But is it possible to evaluate individuals in a consistent, objective manner when it's a person doing the judging? Practical examiners are instructed to be objective and impersonal…but that can be more difficult than you think since it's still a person doing the evaluation, and many different people at that. Maybe you may come into the testing room with your hands shaking and voice wavering, and the examiner decides that you need just a little extra encouragement on something you do kind of incorrectly giving you an advantage. Maybe you come in to take a practical and you remind the examiner of their ex-husband. Or you swagger into the testing room like that know-it-all kid they hated in high school.

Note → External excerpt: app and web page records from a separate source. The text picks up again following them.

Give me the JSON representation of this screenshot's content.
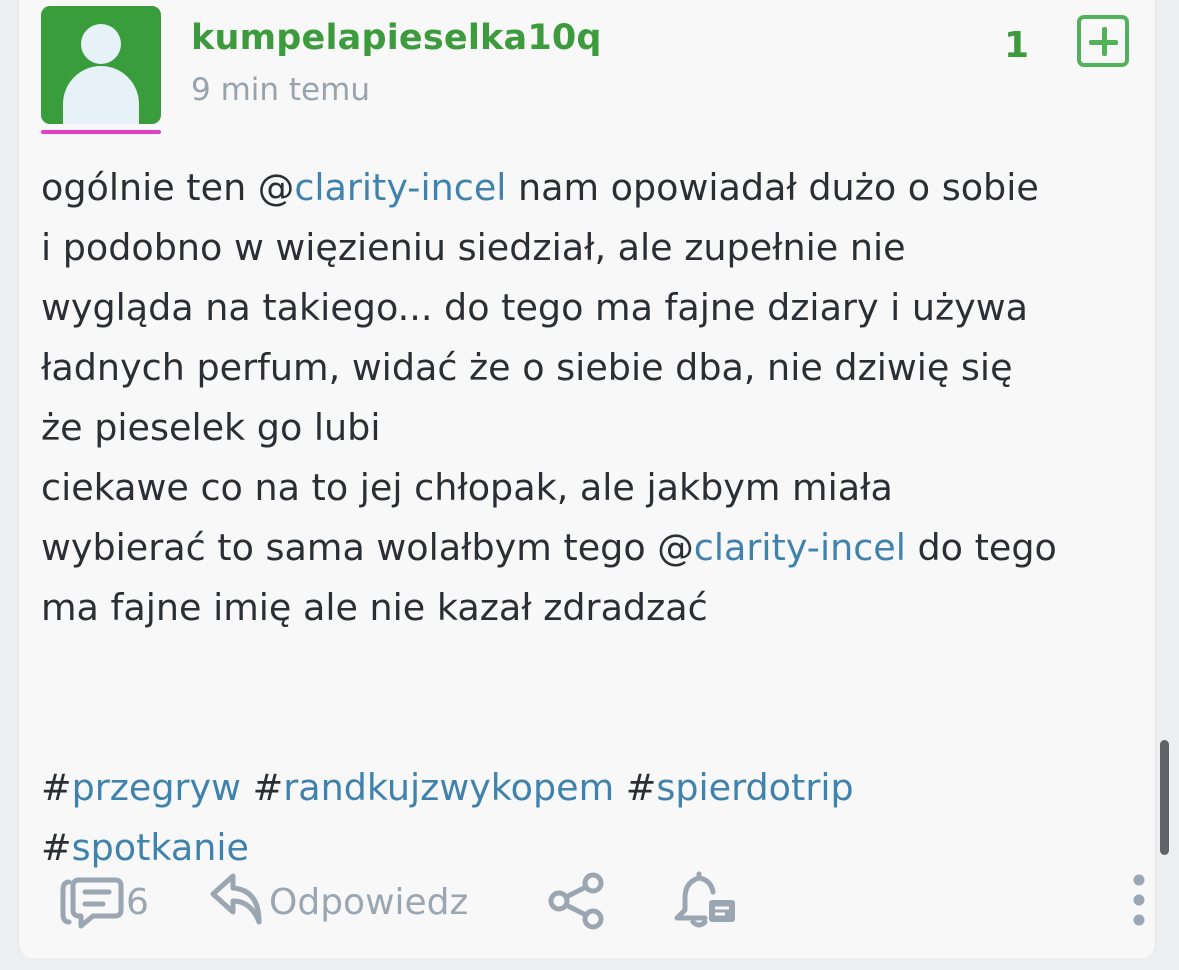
{
  "post": {
    "author": "kumpelapieselka10q",
    "time_ago": "9 min temu",
    "score": "1",
    "lines": [
      [
        {
          "text": "ogólnie ten @"
        },
        {
          "text": "clarity-incel",
          "link": true
        },
        {
          "text": " nam opowiadał dużo o sobie"
        }
      ],
      [
        {
          "text": "i podobno w więzieniu siedział, ale zupełnie nie"
        }
      ],
      [
        {
          "text": "wygląda na takiego... do tego ma fajne dziary i używa"
        }
      ],
      [
        {
          "text": "ładnych perfum, widać że o siebie dba, nie dziwię się"
        }
      ],
      [
        {
          "text": "że pieselek go lubi"
        }
      ],
      [
        {
          "text": "ciekawe co na to jej chłopak, ale jakbym miała"
        }
      ],
      [
        {
          "text": "wybierać to sama wolałbym tego @"
        },
        {
          "text": "clarity-incel",
          "link": true
        },
        {
          "text": " do tego"
        }
      ],
      [
        {
          "text": "ma fajne imię ale nie kazał zdradzać"
        }
      ]
    ],
    "tags_lines": [
      [
        "przegryw",
        "randkujzwykopem",
        "spierdotrip"
      ],
      [
        "spotkanie"
      ]
    ]
  },
  "footer": {
    "comments_count": "6",
    "reply_label": "Odpowiedz"
  },
  "colors": {
    "author": "#3c9b3c",
    "link": "#3f82ad",
    "muted": "#9aa6b1",
    "avatar_bg": "#3a9d3c",
    "avatar_underline": "#e040c8"
  }
}
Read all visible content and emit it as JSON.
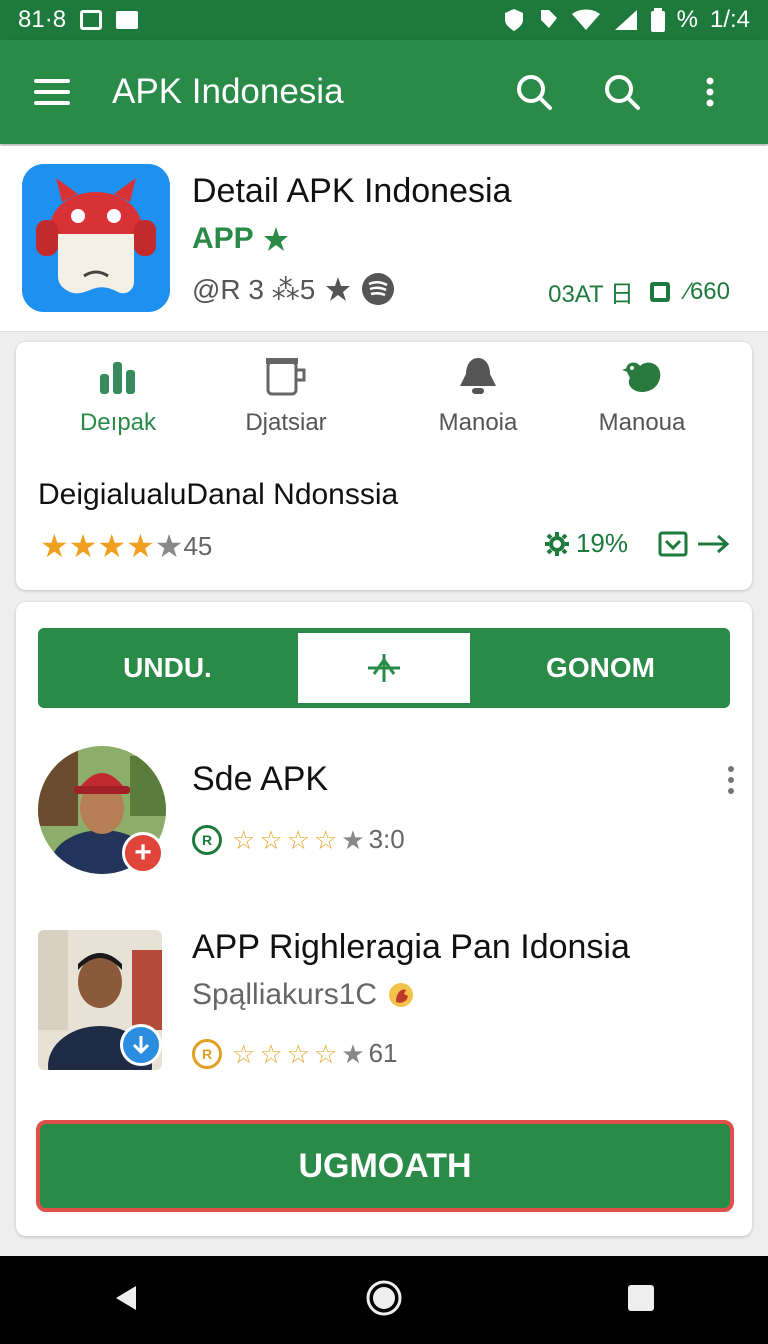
{
  "status": {
    "time": "81·8",
    "right": "%",
    "right_clock": "1/:4"
  },
  "appbar": {
    "title": "APK Indonesia"
  },
  "app": {
    "title": "Detail APK Indonesia",
    "subtitle": "APP",
    "meta": "@R 3 ⁂5",
    "meta_right_a": "03AT 日",
    "meta_right_b": "660"
  },
  "categories": [
    {
      "label": "Deıpak",
      "icon": "bar-chart-icon"
    },
    {
      "label": "Djatsiar",
      "icon": "cup-icon"
    },
    {
      "label": "Manoia",
      "icon": "bell-icon"
    },
    {
      "label": "Manoua",
      "icon": "rooster-icon"
    }
  ],
  "card1": {
    "title": "DeigialualuDanal Ndonssia",
    "rating_value": "45",
    "percent": "19%"
  },
  "tabs": {
    "left": "UNDU.",
    "right": "GONOM"
  },
  "list": [
    {
      "title": "Sde APK",
      "rating": "3:0"
    },
    {
      "title": "APP Righleragia Pan Idonsia",
      "subtitle": "Spąlliakurs1C",
      "rating": "61"
    }
  ],
  "big_button": {
    "label": "UGMOATH"
  },
  "colors": {
    "primary": "#2a8a48",
    "status": "#1e7a3c",
    "accent_red": "#e0504a",
    "star": "#f0a020"
  }
}
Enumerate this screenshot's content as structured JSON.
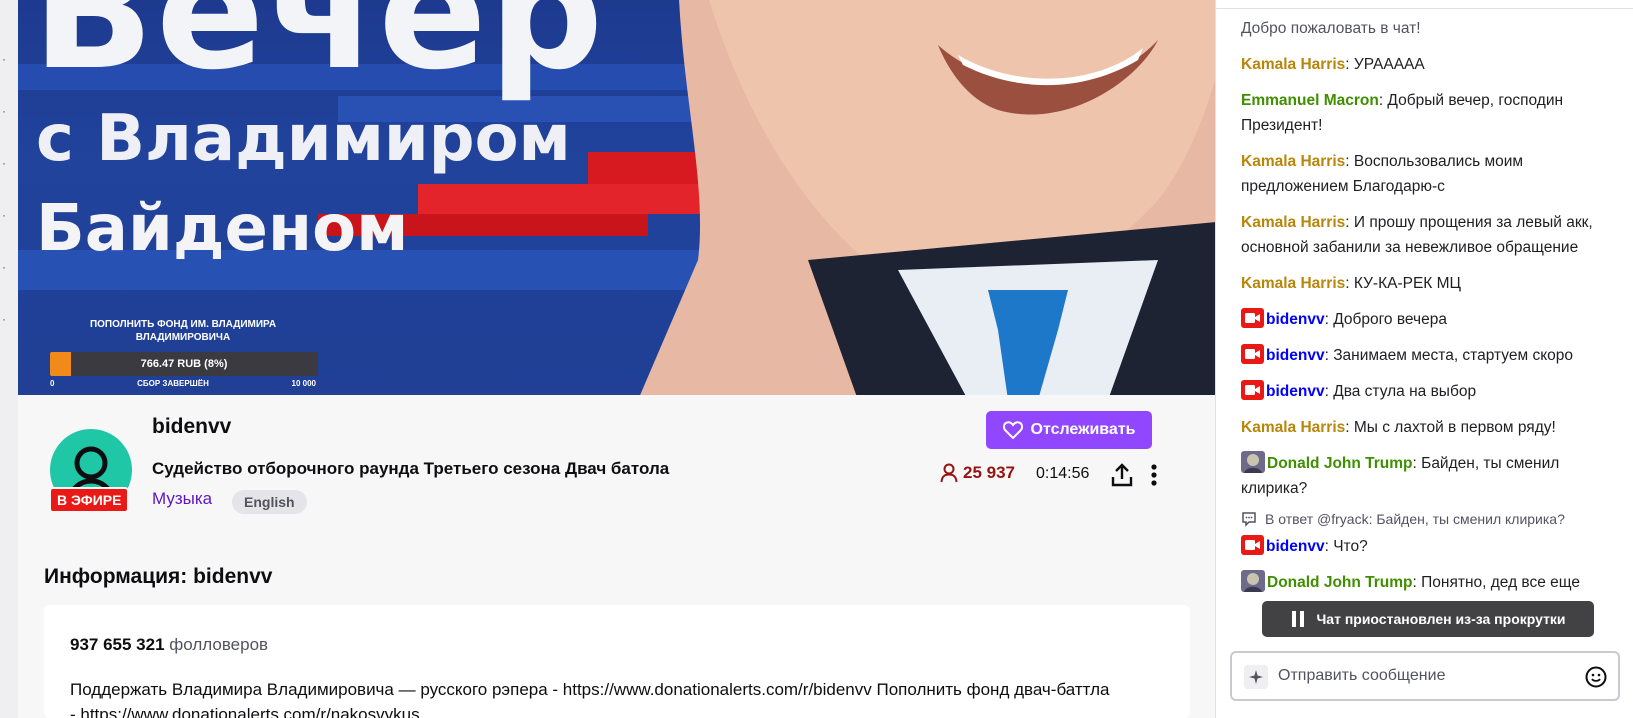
{
  "video": {
    "banner_title": "Вечер",
    "banner_line2": "с Владимиром",
    "banner_line3": "Байденом",
    "donation": {
      "title": "ПОПОЛНИТЬ ФОНД ИМ. ВЛАДИМИРА ВЛАДИМИРОВИЧА",
      "amount_label": "766.47 RUB (8%)",
      "progress_fraction": 0.08,
      "scale_min": "0",
      "scale_status": "СБОР ЗАВЕРШЁН",
      "scale_max": "10 000"
    }
  },
  "channel": {
    "name": "bidenvv",
    "live_badge": "В ЭФИРЕ",
    "stream_title": "Судейство отборочного раунда Третьего сезона Двач батола",
    "category": "Музыка",
    "tag": "English",
    "follow_label": "Отслеживать",
    "viewers": "25 937",
    "uptime": "0:14:56"
  },
  "about": {
    "title": "Информация: bidenvv",
    "followers_count": "937 655 321",
    "followers_label": "фолловеров",
    "description": "Поддержать Владимира Владимировича — русского рэпера - https://www.donationalerts.com/r/bidenvv Пополнить фонд двач-баттла - https://www.donationalerts.com/r/nakosvykus"
  },
  "chat": {
    "welcome": "Добро пожаловать в чат!",
    "messages": [
      {
        "user": "Kamala Harris",
        "color": "#b8860b",
        "text": ": УРААААА"
      },
      {
        "user": "Emmanuel Macron",
        "color": "#3f8f00",
        "text": ": Добрый вечер, господин Президент!"
      },
      {
        "user": "Kamala Harris",
        "color": "#b8860b",
        "text": ": Воспользовались моим предложением Благодарю-с"
      },
      {
        "user": "Kamala Harris",
        "color": "#b8860b",
        "text": ": И прошу прощения за левый акк, основной забанили за невежливое обращение"
      },
      {
        "user": "Kamala Harris",
        "color": "#b8860b",
        "text": ": КУ-КА-РЕК МЦ"
      },
      {
        "user": "bidenvv",
        "color": "#0000ff",
        "text": ": Доброго вечера"
      },
      {
        "user": "bidenvv",
        "color": "#0000ff",
        "text": ": Занимаем места, стартуем скоро"
      },
      {
        "user": "bidenvv",
        "color": "#0000ff",
        "text": ": Два стула на выбор"
      },
      {
        "user": "Kamala Harris",
        "color": "#b8860b",
        "text": ": Мы с лахтой в первом ряду!"
      },
      {
        "user": "Donald John Trump",
        "color": "#3f8f00",
        "text": ": Байден, ты сменил клирика?"
      },
      {
        "reply": "В ответ @fryack: Байден, ты сменил клирика?"
      },
      {
        "user": "bidenvv",
        "color": "#0000ff",
        "text": ": Что?"
      },
      {
        "user": "Donald John Trump",
        "color": "#3f8f00",
        "text": ": Понятно, дед все еще"
      }
    ],
    "paused_label": "Чат приостановлен из-за прокрутки",
    "input_placeholder": "Отправить сообщение"
  },
  "colors": {
    "accent": "#9147ff",
    "live": "#e91916",
    "viewers": "#971311"
  },
  "icons": [
    "heart-icon",
    "user-icon",
    "share-icon",
    "more-vertical-icon",
    "broadcaster-badge-icon",
    "reply-icon",
    "pause-icon",
    "bits-icon",
    "emote-icon"
  ]
}
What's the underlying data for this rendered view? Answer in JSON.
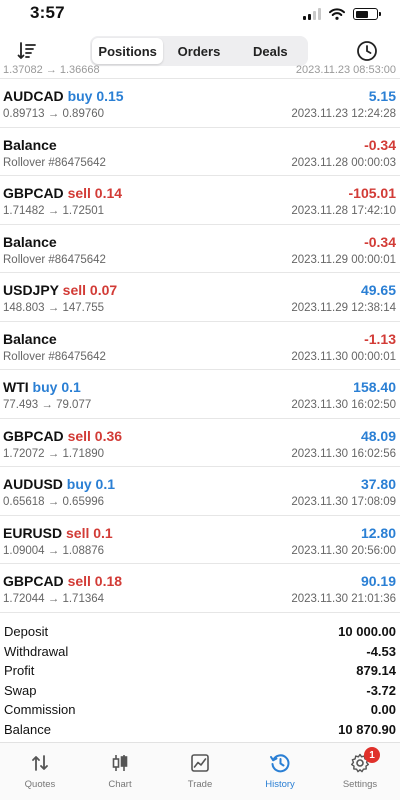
{
  "status_bar": {
    "time": "3:57"
  },
  "header": {
    "tabs": [
      {
        "label": "Positions",
        "active": true
      },
      {
        "label": "Orders",
        "active": false
      },
      {
        "label": "Deals",
        "active": false
      }
    ],
    "left_icon": "sort-icon",
    "right_icon": "clock-history-icon"
  },
  "cut_row": {
    "left": "1.37082 → 1.36668",
    "right": "2023.11.23 08:53:00"
  },
  "deals": [
    {
      "symbol": "AUDCAD",
      "side": "buy 0.15",
      "side_type": "buy",
      "detail": "0.89713 → 0.89760",
      "amount": "5.15",
      "amount_type": "pos",
      "time": "2023.11.23 12:24:28"
    },
    {
      "symbol": "Balance",
      "side": "",
      "side_type": "",
      "detail": "Rollover #86475642",
      "amount": "-0.34",
      "amount_type": "neg",
      "time": "2023.11.28 00:00:03"
    },
    {
      "symbol": "GBPCAD",
      "side": "sell 0.14",
      "side_type": "sell",
      "detail": "1.71482 → 1.72501",
      "amount": "-105.01",
      "amount_type": "neg",
      "time": "2023.11.28 17:42:10"
    },
    {
      "symbol": "Balance",
      "side": "",
      "side_type": "",
      "detail": "Rollover #86475642",
      "amount": "-0.34",
      "amount_type": "neg",
      "time": "2023.11.29 00:00:01"
    },
    {
      "symbol": "USDJPY",
      "side": "sell 0.07",
      "side_type": "sell",
      "detail": "148.803 → 147.755",
      "amount": "49.65",
      "amount_type": "pos",
      "time": "2023.11.29 12:38:14"
    },
    {
      "symbol": "Balance",
      "side": "",
      "side_type": "",
      "detail": "Rollover #86475642",
      "amount": "-1.13",
      "amount_type": "neg",
      "time": "2023.11.30 00:00:01"
    },
    {
      "symbol": "WTI",
      "side": "buy 0.1",
      "side_type": "buy",
      "detail": "77.493 → 79.077",
      "amount": "158.40",
      "amount_type": "pos",
      "time": "2023.11.30 16:02:50"
    },
    {
      "symbol": "GBPCAD",
      "side": "sell 0.36",
      "side_type": "sell",
      "detail": "1.72072 → 1.71890",
      "amount": "48.09",
      "amount_type": "pos",
      "time": "2023.11.30 16:02:56"
    },
    {
      "symbol": "AUDUSD",
      "side": "buy 0.1",
      "side_type": "buy",
      "detail": "0.65618 → 0.65996",
      "amount": "37.80",
      "amount_type": "pos",
      "time": "2023.11.30 17:08:09"
    },
    {
      "symbol": "EURUSD",
      "side": "sell 0.1",
      "side_type": "sell",
      "detail": "1.09004 → 1.08876",
      "amount": "12.80",
      "amount_type": "pos",
      "time": "2023.11.30 20:56:00"
    },
    {
      "symbol": "GBPCAD",
      "side": "sell 0.18",
      "side_type": "sell",
      "detail": "1.72044 → 1.71364",
      "amount": "90.19",
      "amount_type": "pos",
      "time": "2023.11.30 21:01:36"
    }
  ],
  "summary": [
    {
      "label": "Deposit",
      "value": "10 000.00"
    },
    {
      "label": "Withdrawal",
      "value": "-4.53"
    },
    {
      "label": "Profit",
      "value": "879.14"
    },
    {
      "label": "Swap",
      "value": "-3.72"
    },
    {
      "label": "Commission",
      "value": "0.00"
    },
    {
      "label": "Balance",
      "value": "10 870.90"
    }
  ],
  "tabbar": [
    {
      "label": "Quotes",
      "icon": "quotes-arrows-icon",
      "active": false
    },
    {
      "label": "Chart",
      "icon": "candlestick-chart-icon",
      "active": false
    },
    {
      "label": "Trade",
      "icon": "trade-chart-icon",
      "active": false
    },
    {
      "label": "History",
      "icon": "history-clock-icon",
      "active": true
    },
    {
      "label": "Settings",
      "icon": "gear-icon",
      "active": false,
      "badge": "1"
    }
  ],
  "colors": {
    "accent": "#2a7fd4",
    "negative": "#d23b36"
  }
}
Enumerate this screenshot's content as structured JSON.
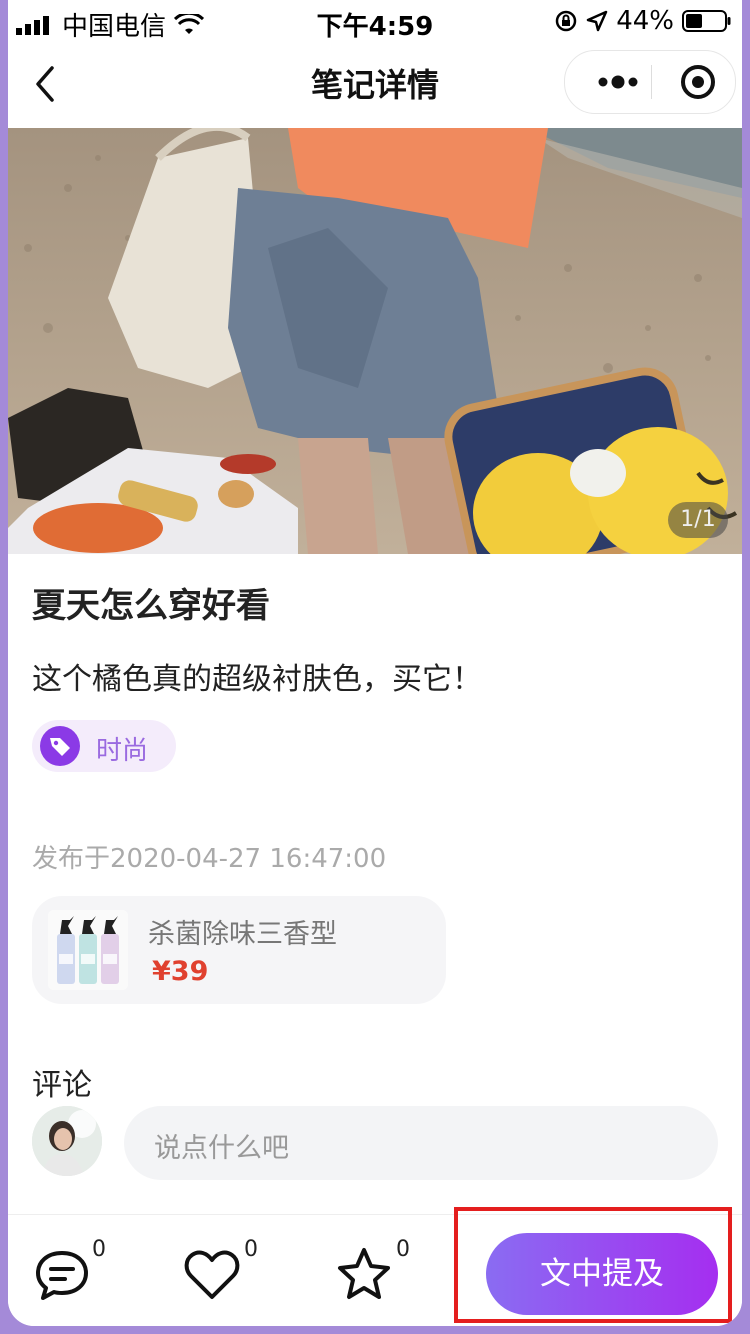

In practical testing the goal of the examiner is objectivity, but there is no guarantee it happens especially when going from one person to the next. In addition, there are standards for how to conduct certain practical elements – such as how to take skinfolds, or how to apply a blood pressure cuff. However, my range of acceptable technique may differ from another examiner’s range of acceptable technique. I may be okay with ‘close enough’ while another examiner will only approve a skill that exactly matches the standard. In that type of situation, your pass or failure could depend on one person’s interpretation of the rules.

The NCCA accreditation process (which has certified all ACE exams) requires that the examination process be fair and unbiased (see FAQ for more details). A practical testing component cannot measure up to this requirement. This is one of the primary reasons that none of the NCCA accredited certifications contain a practical testing component – this includes certification exams from ACSM, NSCA, NETA, and NASM.

A secondary reason practical testing is not conducted has to do with the logistics involved. If any of the NCCA accredited certification organizations conducted practical testing, all exams would move to a live paper and pencil format – there would no longer be an option to do computer based testing. The cost for the certification exam would also skyrocket. Instead of $250 to sit for the ACE certification exam, you would be seeing pricing of $800+ to take a certification exam with a practical component.

While the desire for practical testing is understandable, how it can be done effectively is very different. Many years ago I sat for an ACSM exam that included practical testing – yes, before the NCCA accreditation became standard. The practical portion of that exam was challenging, the equipment different than the equipment I used in my daily practice, and I was extremely nervous about ‘performing’ in front of strangers who could determine my success. While I passed my practical (barely), I failed my multiple choice because even though I had been a practicing fitness professional for several years, I had forgotten a lot of the ‘whys’ I learned in school. And that book knowledge is just as important as being able to perform skills.

ACE has always understood the need to test the ability to apply the knowledge you've acquired. This is why the ACE certification exam’s multiple-choice questions are designed to test your ability to apply knowledge to determine the most appropriate course of action in a variety of personal training scenarios.

Questions? Contact an ACE Education Consultant at 1-888-825-3636 x782

 ***Want to improve your practical skills? Check out our list of ACE live workshops.

By April Merritt
April Merritt holds a bachelor’s degree in Exercise Science, a master’s degree in Health Promotion, and several ACE certifications including Personal Trainer, Group Fitness Instructor and Health Coach.

April Merritt holds a bachelor’s degree in Exercise Science, a master’s degree in Health Promotion, and several ACE certifications including Personal Trainer and Health Coach.